All the referees see is a player coming in contact with another. What they should realise is that, keepers are more prone and vulnerable than any other player.
Facilities in India aren't exactly top notch. I've kept on dirt and gravel for years. The tournaments are finished quickly, so that the classes aren't interrupted. So I'd finish playing in the morning, and if we won (direct knock-outs), I'd play in the afternoon bleeding in several places. Once we were practicing pens in the dark as there was a tournament the next day, and we had to win as hosts. No floodlights meant I couldn't see the firm hit straight to my crotch. It might sound funny, but I couldn't stand for 15 minutes.
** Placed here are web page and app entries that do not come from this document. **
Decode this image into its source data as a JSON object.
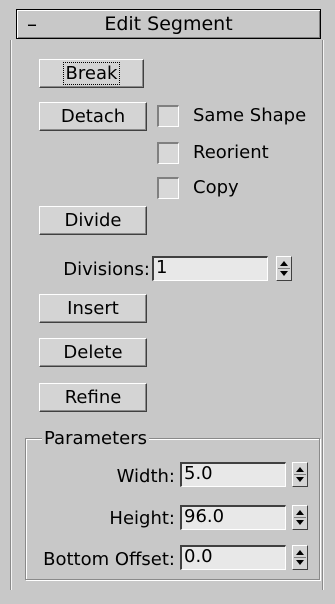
{
  "rollout": {
    "title": "Edit Segment",
    "collapse_symbol": "–"
  },
  "buttons": {
    "break": "Break",
    "detach": "Detach",
    "divide": "Divide",
    "insert": "Insert",
    "delete": "Delete",
    "refine": "Refine"
  },
  "checkboxes": {
    "same_shape": {
      "label": "Same Shape",
      "checked": false
    },
    "reorient": {
      "label": "Reorient",
      "checked": false
    },
    "copy": {
      "label": "Copy",
      "checked": false
    }
  },
  "divisions": {
    "label": "Divisions:",
    "value": "1"
  },
  "parameters": {
    "title": "Parameters",
    "width": {
      "label": "Width:",
      "value": "5.0"
    },
    "height": {
      "label": "Height:",
      "value": "96.0"
    },
    "bottom_offset": {
      "label": "Bottom Offset:",
      "value": "0.0"
    }
  }
}
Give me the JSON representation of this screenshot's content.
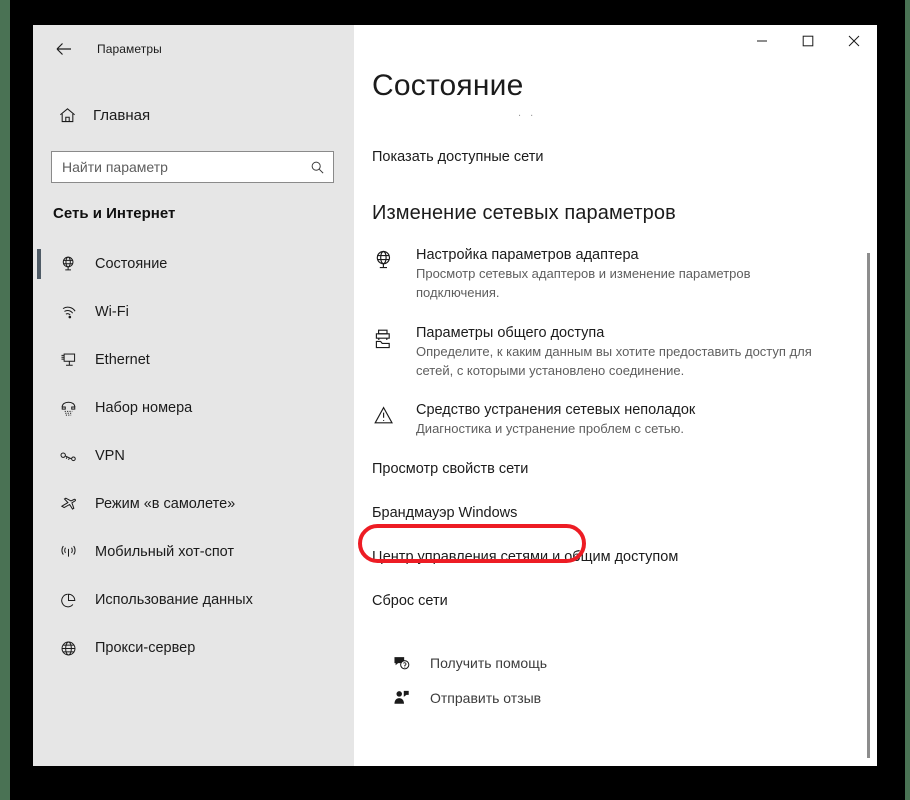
{
  "window": {
    "app_title": "Параметры",
    "back_icon": "back-arrow-icon",
    "controls": {
      "minimize": "—",
      "maximize": "▢",
      "close": "✕"
    }
  },
  "sidebar": {
    "home": {
      "label": "Главная",
      "icon": "home-icon"
    },
    "search": {
      "placeholder": "Найти параметр",
      "value": "",
      "icon": "search-icon"
    },
    "section_title": "Сеть и Интернет",
    "items": [
      {
        "label": "Состояние",
        "icon": "globe-monitor-icon",
        "selected": true
      },
      {
        "label": "Wi-Fi",
        "icon": "wifi-icon",
        "selected": false
      },
      {
        "label": "Ethernet",
        "icon": "ethernet-icon",
        "selected": false
      },
      {
        "label": "Набор номера",
        "icon": "dialup-phone-icon",
        "selected": false
      },
      {
        "label": "VPN",
        "icon": "vpn-key-icon",
        "selected": false
      },
      {
        "label": "Режим «в самолете»",
        "icon": "airplane-icon",
        "selected": false
      },
      {
        "label": "Мобильный хот-спот",
        "icon": "hotspot-icon",
        "selected": false
      },
      {
        "label": "Использование данных",
        "icon": "pie-chart-icon",
        "selected": false
      },
      {
        "label": "Прокси-сервер",
        "icon": "globe-icon",
        "selected": false
      }
    ]
  },
  "main": {
    "page_title": "Состояние",
    "ghost_marks": ". .",
    "show_networks_link": "Показать доступные сети",
    "change_settings_heading": "Изменение сетевых параметров",
    "features": [
      {
        "title": "Настройка параметров адаптера",
        "desc": "Просмотр сетевых адаптеров и изменение параметров подключения.",
        "icon": "adapter-globe-icon"
      },
      {
        "title": "Параметры общего доступа",
        "desc": "Определите, к каким данным вы хотите предоставить доступ для сетей, с которыми установлено соединение.",
        "icon": "sharing-folder-icon"
      },
      {
        "title": "Средство устранения сетевых неполадок",
        "desc": "Диагностика и устранение проблем с сетью.",
        "icon": "warning-triangle-icon"
      }
    ],
    "links": [
      {
        "label": "Просмотр свойств сети",
        "highlighted": false
      },
      {
        "label": "Брандмауэр Windows",
        "highlighted": true
      },
      {
        "label": "Центр управления сетями и общим доступом",
        "highlighted": false
      },
      {
        "label": "Сброс сети",
        "highlighted": false
      }
    ],
    "help": [
      {
        "label": "Получить помощь",
        "icon": "help-chat-icon"
      },
      {
        "label": "Отправить отзыв",
        "icon": "feedback-person-icon"
      }
    ]
  },
  "annotation": {
    "highlight_color": "#ed1c24",
    "target_label": "Брандмауэр Windows"
  }
}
But referees consider a keeper as just another player. They don't consider that you're already probably carrying niggles and scrapes from collisions and think you're just as culpable if someone goes down in a 50-50.
Then there's the argument that keepers stand around a lot, so they don't feel fatigue as much, meaning that it isn't a reason they make silly challenges. That's bullsh*t. We don't get run as much, but it's a heck of a job, staying concentrated and screaming at defenders for 90 minutes while getting the sh*t kicked out of you every time you go for the ball.
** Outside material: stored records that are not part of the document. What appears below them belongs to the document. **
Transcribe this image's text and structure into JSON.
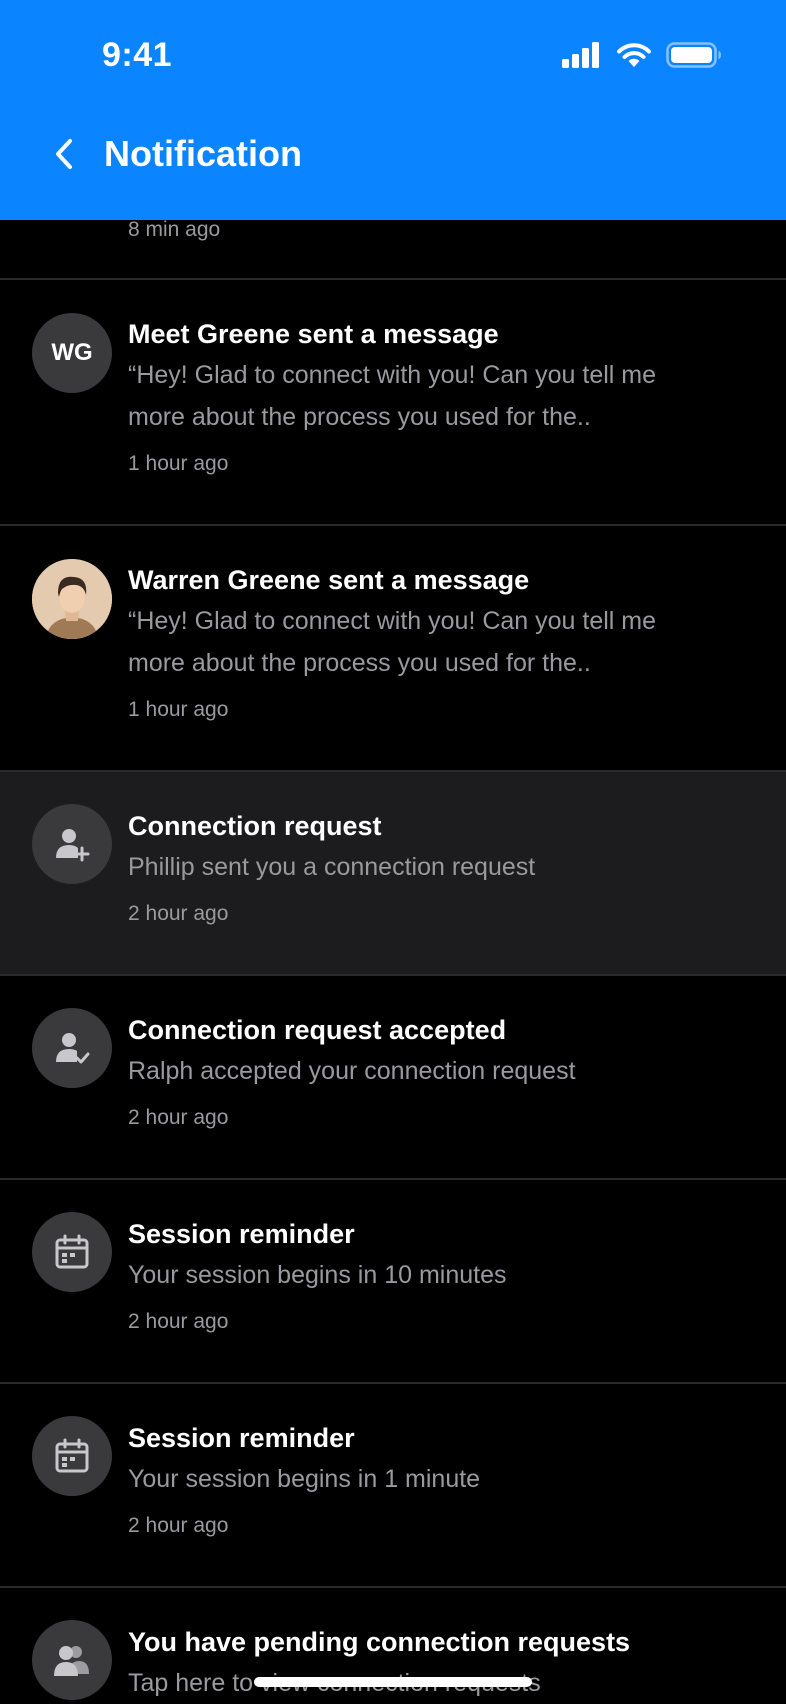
{
  "status_bar": {
    "time": "9:41"
  },
  "header": {
    "title": "Notification"
  },
  "partial_item": {
    "time": "8 min ago"
  },
  "notifications": [
    {
      "avatar_initials": "WG",
      "title": "Meet Greene sent a message",
      "body_line1": "“Hey! Glad to connect with you! Can you tell me",
      "body_line2": "more about the process you used for the..",
      "time": "1 hour ago"
    },
    {
      "title": "Warren Greene sent a message",
      "body_line1": "“Hey! Glad to connect with you! Can you tell me",
      "body_line2": "more about the process you used for the..",
      "time": "1 hour ago"
    },
    {
      "title": "Connection request",
      "body": "Phillip sent you a connection request",
      "time": "2 hour ago"
    },
    {
      "title": "Connection request accepted",
      "body": "Ralph accepted your connection request",
      "time": "2 hour ago"
    },
    {
      "title": "Session reminder",
      "body": "Your session begins in 10 minutes",
      "time": "2 hour ago"
    },
    {
      "title": "Session reminder",
      "body": "Your session begins in 1 minute",
      "time": "2 hour ago"
    },
    {
      "title": "You have pending connection requests",
      "body": "Tap here to view connection requests"
    }
  ],
  "colors": {
    "header": "#0A84FF",
    "background": "#000000",
    "highlight": "#1C1C1E",
    "avatar": "#3A3A3C",
    "secondary_text": "#9A9A9E"
  }
}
It's silly for keepers at any level, professional or otherwise, to punish their bodies, when most referees and most forwards couldn't give a sh*t. They don't even receive individual recognition as much as the attackers.
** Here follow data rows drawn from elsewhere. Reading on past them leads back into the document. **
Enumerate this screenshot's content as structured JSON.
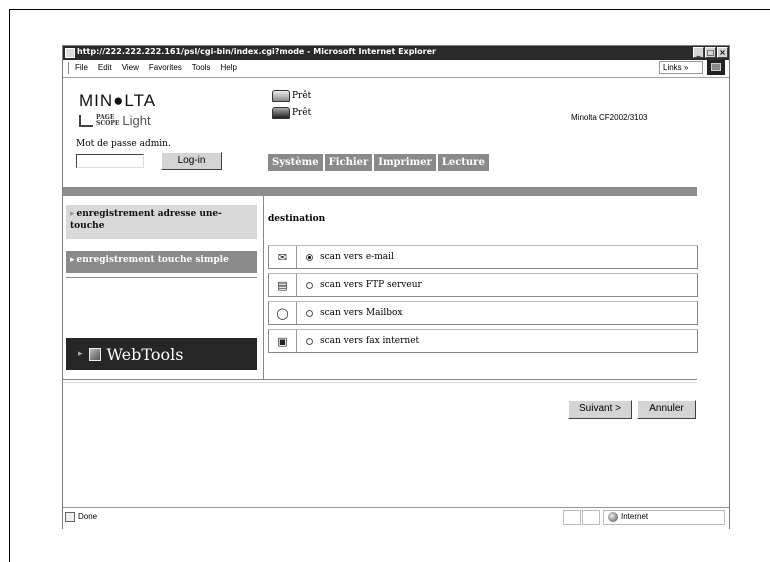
{
  "window": {
    "title": "http://222.222.222.161/psl/cgi-bin/index.cgi?mode - Microsoft Internet Explorer",
    "buttons": [
      "_",
      "□",
      "×"
    ]
  },
  "menu": {
    "items": [
      "File",
      "Edit",
      "View",
      "Favorites",
      "Tools",
      "Help"
    ],
    "links": "Links »"
  },
  "header": {
    "logo": "MIN●LTA",
    "pagescope_small_top": "PAGE",
    "pagescope_small_bottom": "SCOPE",
    "pagescope_light": "Light",
    "status_1": "Prêt",
    "status_2": "Prêt",
    "model": "Minolta CF2002/3103",
    "password_label": "Mot de passe admin.",
    "password_value": "",
    "login_label": "Log-in"
  },
  "tabs": [
    "Système",
    "Fichier",
    "Imprimer",
    "Lecture"
  ],
  "sidebar": {
    "items": [
      {
        "label": "enregistrement adresse une-touche"
      },
      {
        "label": "enregistrement touche simple"
      }
    ],
    "webtools": "WebTools"
  },
  "main": {
    "title": "destination",
    "options": [
      {
        "icon": "envelope-icon",
        "label": "scan vers e-mail",
        "selected": true
      },
      {
        "icon": "ftp-server-icon",
        "label": "scan vers FTP serveur",
        "selected": false
      },
      {
        "icon": "mailbox-icon",
        "label": "scan vers Mailbox",
        "selected": false
      },
      {
        "icon": "internet-fax-icon",
        "label": "scan vers fax internet",
        "selected": false
      }
    ],
    "next_label": "Suivant >",
    "cancel_label": "Annuler"
  },
  "statusbar": {
    "left": "Done",
    "zone": "Internet"
  }
}
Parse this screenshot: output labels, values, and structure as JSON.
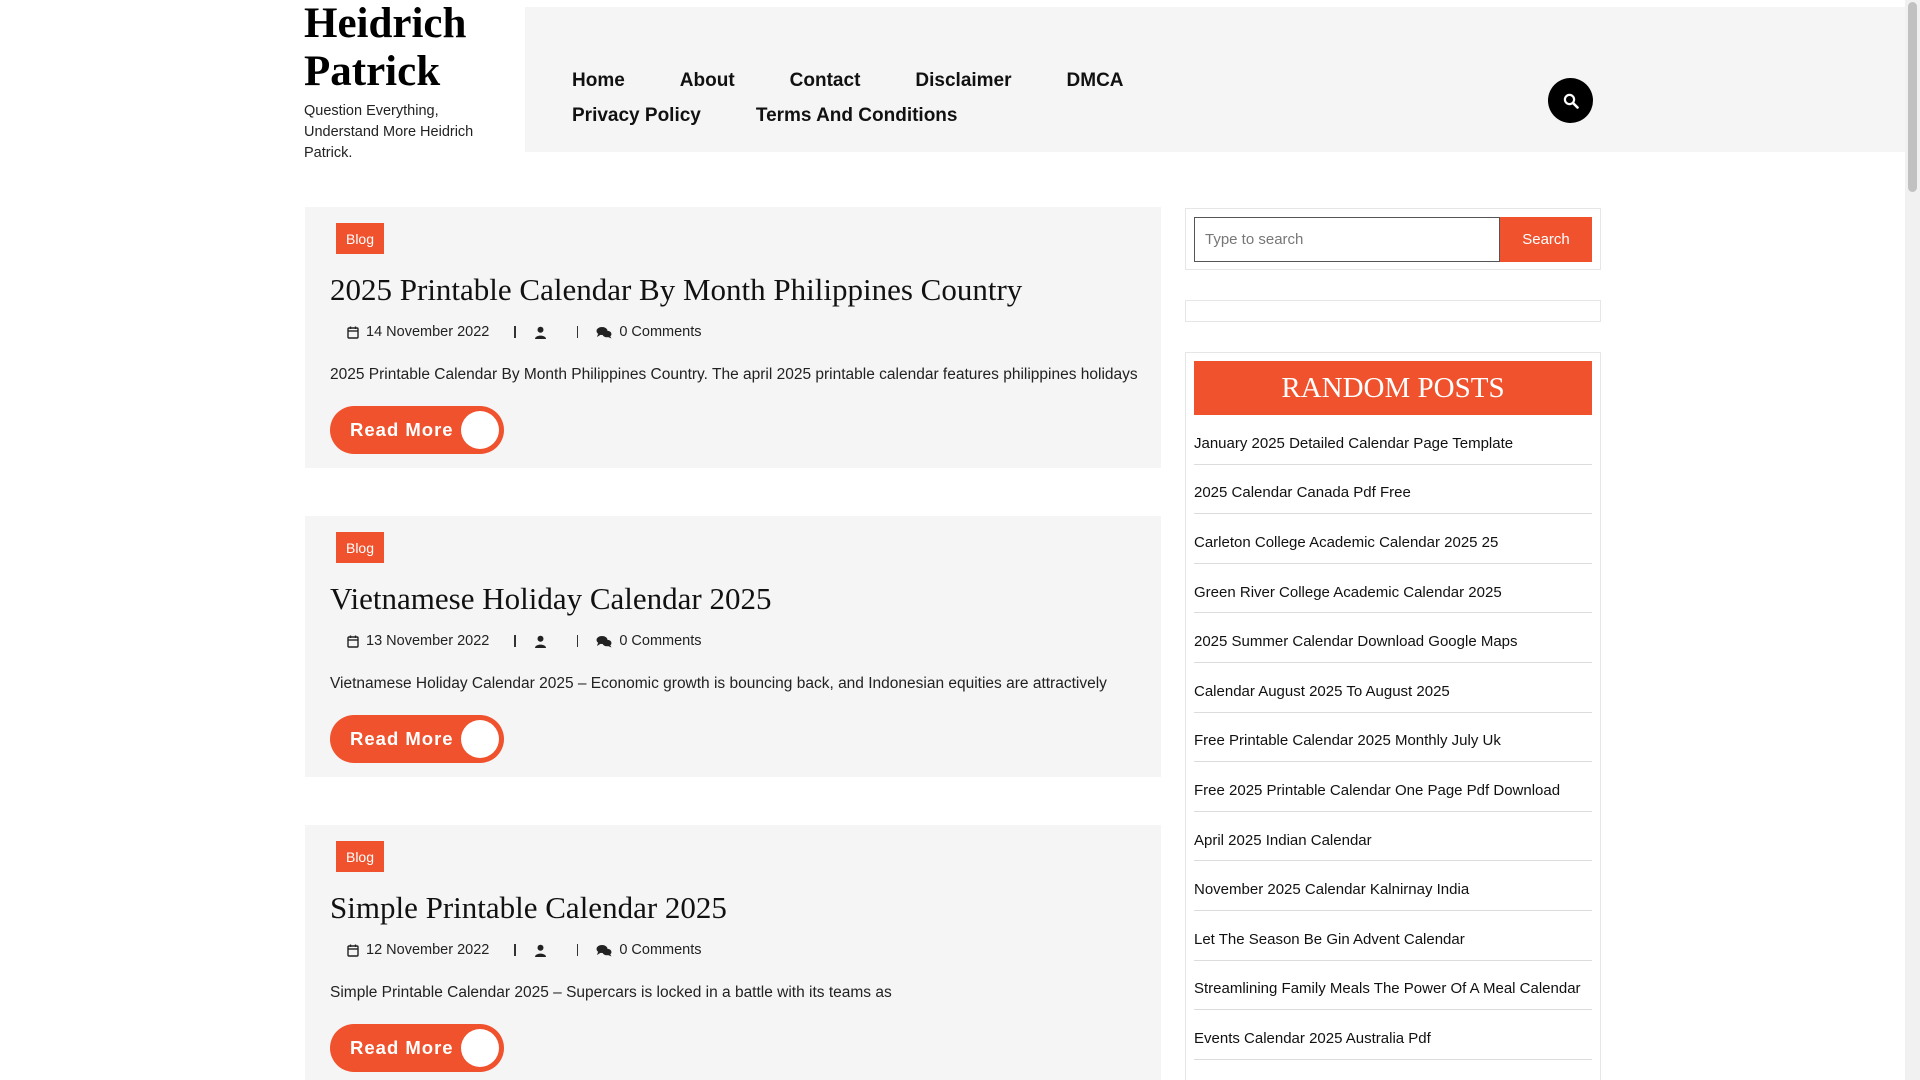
{
  "site": {
    "title": "Heidrich Patrick",
    "tagline": "Question Everything, Understand More Heidrich Patrick."
  },
  "nav": {
    "items": [
      "Home",
      "About",
      "Contact",
      "Disclaimer",
      "DMCA",
      "Privacy Policy",
      "Terms And Conditions"
    ],
    "search_icon": "search-icon"
  },
  "posts": [
    {
      "category": "Blog",
      "title": "2025 Printable Calendar By Month Philippines Country",
      "date": "14 November 2022",
      "author": "",
      "comments": "0 Comments",
      "excerpt": "2025 Printable Calendar By Month Philippines Country. The april 2025 printable calendar features philippines holidays",
      "read_more": "Read More"
    },
    {
      "category": "Blog",
      "title": "Vietnamese Holiday Calendar 2025",
      "date": "13 November 2022",
      "author": "",
      "comments": "0 Comments",
      "excerpt": "Vietnamese Holiday Calendar 2025 – Economic growth is bouncing back, and Indonesian equities are attractively",
      "read_more": "Read More"
    },
    {
      "category": "Blog",
      "title": "Simple Printable Calendar 2025",
      "date": "12 November 2022",
      "author": "",
      "comments": "0 Comments",
      "excerpt": "Simple Printable Calendar 2025 – Supercars is locked in a battle with its teams as",
      "read_more": "Read More"
    }
  ],
  "sidebar": {
    "search": {
      "placeholder": "Type to search",
      "button": "Search"
    },
    "random_posts": {
      "heading": "RANDOM POSTS",
      "items": [
        "January 2025 Detailed Calendar Page Template",
        "2025 Calendar Canada Pdf Free",
        "Carleton College Academic Calendar 2025 25",
        "Green River College Academic Calendar 2025",
        "2025 Summer Calendar Download Google Maps",
        "Calendar August 2025 To August 2025",
        "Free Printable Calendar 2025 Monthly July Uk",
        "Free 2025 Printable Calendar One Page Pdf Download",
        "April 2025 Indian Calendar",
        "November 2025 Calendar Kalnirnay India",
        "Let The Season Be Gin Advent Calendar",
        "Streamlining Family Meals The Power Of A Meal Calendar",
        "Events Calendar 2025 Australia Pdf"
      ]
    }
  },
  "colors": {
    "accent": "#f0522d",
    "panel": "#f5f5f5"
  }
}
Unless the men in power realise, that keepers require 100% protection, and people like AVB realise that a man who has a concussion can't be trusted to make the right decision, we can all expect poorer quality in keeping.
Girish, AFC, Chennai
Paul Parker Is Unavailable
In response to Smyth MUFC's solutions, I would like to inform him that Paul Parker was last seen coaching a bunch of sweaty, middle aged men in the tropical heat of Singapore on a Tuesday night.
I'm sure he's not too keen to make the step down to coaching at United.
Ming Kiat Tan (just joking, Paul seems like a great lad) Singapore
The Real Adonis?
It's nice when you find out who mailboxers really are. Boxers being the key part there. From the BBC boxing article 'Who could - and should - fight whom in 2014?'...
Adonis Stevenson v Sergey Kovalev
Stevenson and Kovalev smashed their way to the forefront of the 175lb division in 2013. Having done all that smashing - together they have knocked out 78% of their opponents inside three rounds - they might want to consider smashing each other.
So Adonis Stevenson the Arsenal fan...do you want to smash into *winks* Sergey Kovalev next year?
Mark, Cambridge (ITFC)
Nope...We're With You
After reading Robbie Savage's Everton predictions in today's Mediawatch, am I the only person who hopes the finish fifth?
Tony (325 mile charity run in 11 days #athlete) CFC
Dick Stories Fan Alert
For the first time EVER I understand what the headline in Mediawatch is in reference to. It's just nice to finally see a dick story that didn't involve it (them?) being removed.
Not that I'm a fan of dick stories.
Okay...this is awkward...
He Still Thinks Mediawatch Is Racist
My point was that commenting on racial issues without making a point is tantamount to racism because that person keeps raising it. Just like the commentary on John Barnes recently, pointless for Mediawatch to comment on this, so why comment if you're not making a point. Mediawatch makes a point on (almost) all other commentaries, so why not racism? If you're scared of alienating people, then why not just not comment?
That is my point. On racial issues, Mediawatch never makes a point, it just gabbles on with PC crap that wastes a normally good column. (or fills space on a slow news day)
If you are going to comment on contentious issues then make a friggin point! Otherwise, don't comment because you look pathetic. This is not about race, it's about doing your job and doing it properly. If you're too scared to do that then simple, don't comment.
Is that too much to grasp?
Fat man scouse, EFC London (sticks and stones may break my bones)